Entries from a dataset of interfaces:
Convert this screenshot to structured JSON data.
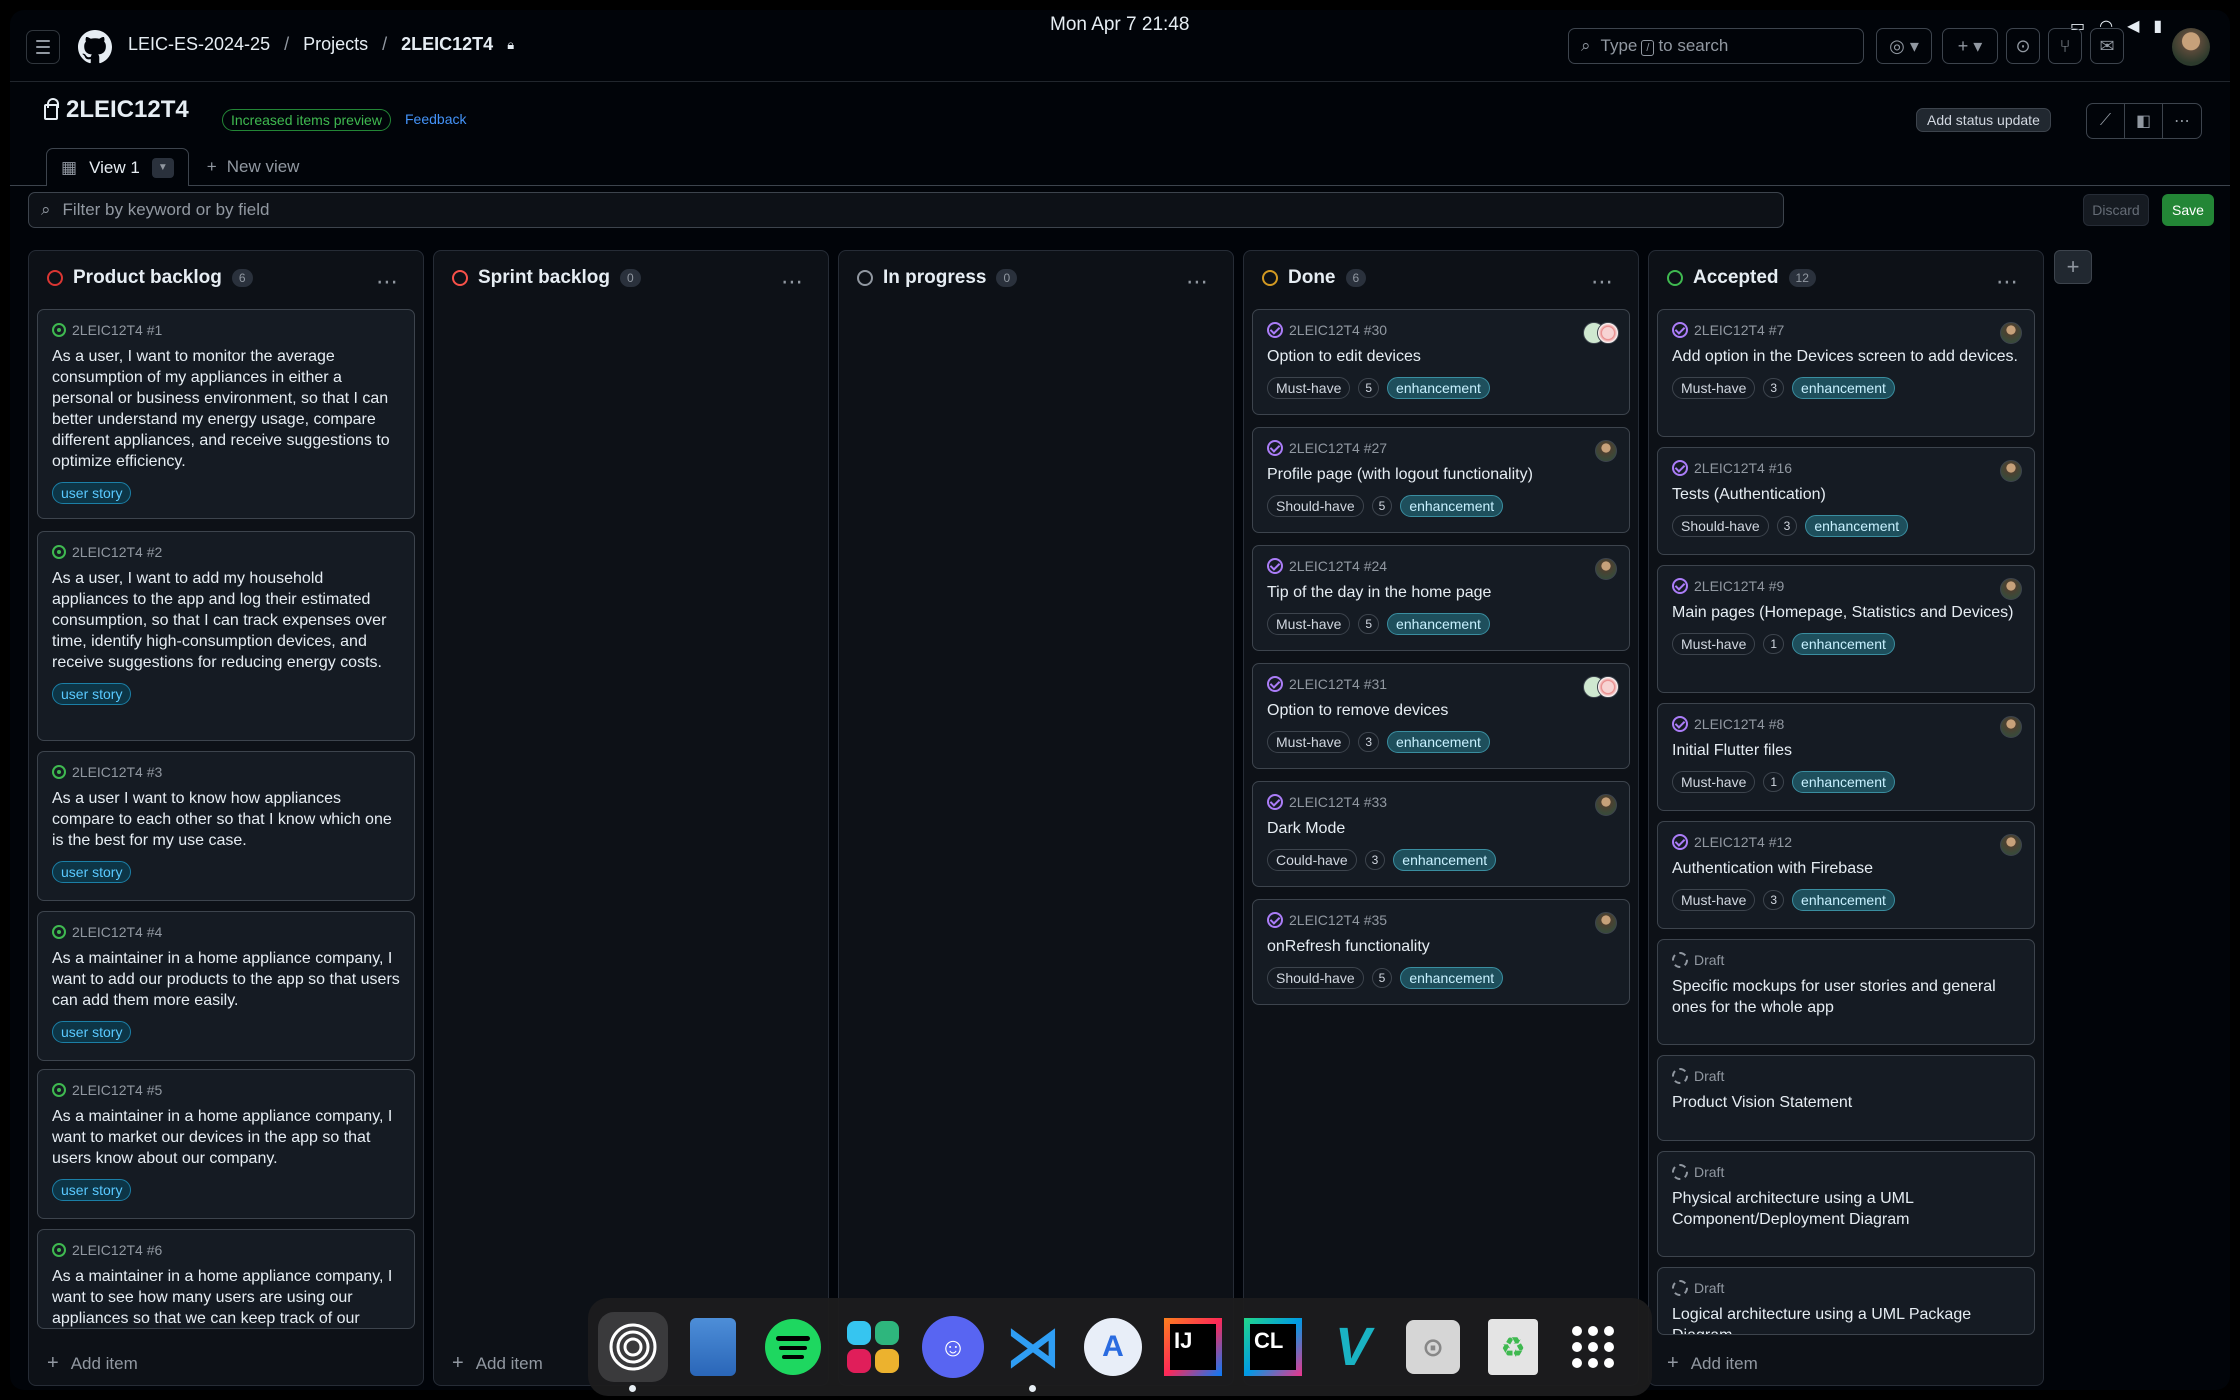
{
  "system": {
    "clock": "Mon Apr 7  21:48"
  },
  "header": {
    "breadcrumb": [
      "LEIC-ES-2024-25",
      "Projects",
      "2LEIC12T4"
    ],
    "breadcrumb_sep": "/",
    "search_placeholder_pre": "Type",
    "search_key": "/",
    "search_placeholder_post": "to search"
  },
  "project": {
    "title": "2LEIC12T4",
    "preview_badge": "Increased items preview",
    "feedback_link": "Feedback",
    "status_update_button": "Add status update"
  },
  "tabs": {
    "view1": "View 1",
    "new_view": "New view"
  },
  "filter": {
    "placeholder": "Filter by keyword or by field",
    "discard": "Discard",
    "save": "Save"
  },
  "colors": {
    "product_backlog": "#da3633",
    "sprint_backlog": "#f85149",
    "in_progress": "#9198a1",
    "done": "#d29922",
    "accepted": "#3fb950"
  },
  "add_item_label": "Add item",
  "columns": {
    "product_backlog": {
      "title": "Product backlog",
      "count": "6",
      "cards": [
        {
          "ref": "2LEIC12T4 #1",
          "title": "As a user, I want to monitor the average consumption of my appliances in either a personal or business environment, so that I can better understand my energy usage, compare different appliances, and receive suggestions to optimize efficiency.",
          "label": "user story"
        },
        {
          "ref": "2LEIC12T4 #2",
          "title": "As a user, I want to add my household appliances to the app and log their estimated consumption, so that I can track expenses over time, identify high-consumption devices, and receive suggestions for reducing energy costs.",
          "label": "user story"
        },
        {
          "ref": "2LEIC12T4 #3",
          "title": "As a user I want to know how appliances compare to each other so that I know which one is the best for my use case.",
          "label": "user story"
        },
        {
          "ref": "2LEIC12T4 #4",
          "title": "As a maintainer in a home appliance company, I want to add our products to the app so that users can add them more easily.",
          "label": "user story"
        },
        {
          "ref": "2LEIC12T4 #5",
          "title": "As a maintainer in a home appliance company, I want to market our devices in the app so that users know about our company.",
          "label": "user story"
        },
        {
          "ref": "2LEIC12T4 #6",
          "title": "As a maintainer in a home appliance company, I want to see how many users are using our appliances so that we can keep track of our",
          "label": ""
        }
      ]
    },
    "sprint_backlog": {
      "title": "Sprint backlog",
      "count": "0"
    },
    "in_progress": {
      "title": "In progress",
      "count": "0"
    },
    "done": {
      "title": "Done",
      "count": "6",
      "cards": [
        {
          "ref": "2LEIC12T4 #30",
          "title": "Option to edit devices",
          "priority": "Must-have",
          "points": "5",
          "label": "enhancement"
        },
        {
          "ref": "2LEIC12T4 #27",
          "title": "Profile page (with logout functionality)",
          "priority": "Should-have",
          "points": "5",
          "label": "enhancement"
        },
        {
          "ref": "2LEIC12T4 #24",
          "title": "Tip of the day in the home page",
          "priority": "Must-have",
          "points": "5",
          "label": "enhancement"
        },
        {
          "ref": "2LEIC12T4 #31",
          "title": "Option to remove devices",
          "priority": "Must-have",
          "points": "3",
          "label": "enhancement"
        },
        {
          "ref": "2LEIC12T4 #33",
          "title": "Dark Mode",
          "priority": "Could-have",
          "points": "3",
          "label": "enhancement"
        },
        {
          "ref": "2LEIC12T4 #35",
          "title": "onRefresh functionality",
          "priority": "Should-have",
          "points": "5",
          "label": "enhancement"
        }
      ]
    },
    "accepted": {
      "title": "Accepted",
      "count": "12",
      "cards": [
        {
          "ref": "2LEIC12T4 #7",
          "title": "Add option in the Devices screen to add devices.",
          "priority": "Must-have",
          "points": "3",
          "label": "enhancement"
        },
        {
          "ref": "2LEIC12T4 #16",
          "title": "Tests (Authentication)",
          "priority": "Should-have",
          "points": "3",
          "label": "enhancement"
        },
        {
          "ref": "2LEIC12T4 #9",
          "title": "Main pages (Homepage, Statistics and Devices)",
          "priority": "Must-have",
          "points": "1",
          "label": "enhancement"
        },
        {
          "ref": "2LEIC12T4 #8",
          "title": "Initial Flutter files",
          "priority": "Must-have",
          "points": "1",
          "label": "enhancement"
        },
        {
          "ref": "2LEIC12T4 #12",
          "title": "Authentication with Firebase",
          "priority": "Must-have",
          "points": "3",
          "label": "enhancement"
        },
        {
          "ref": "Draft",
          "title": "Specific mockups for user stories and general ones for the whole app"
        },
        {
          "ref": "Draft",
          "title": "Product Vision Statement"
        },
        {
          "ref": "Draft",
          "title": "Physical architecture using a UML Component/Deployment Diagram"
        },
        {
          "ref": "Draft",
          "title": "Logical architecture using a UML Package Diagram"
        }
      ]
    }
  },
  "dock": {
    "apps": [
      "Ubuntu Pro",
      "Files",
      "Spotify",
      "Slack",
      "Discord",
      "VS Code",
      "App Center",
      "IntelliJ IDEA",
      "CLion",
      "Visual Paradigm",
      "Disk",
      "Trash",
      "Show Apps"
    ],
    "jetbrains_ij": "IJ",
    "jetbrains_cl": "CL"
  }
}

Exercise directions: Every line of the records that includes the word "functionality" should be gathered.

Response area:
          "title": "Profile page (with logout functionality)",
          "title": "onRefresh functionality",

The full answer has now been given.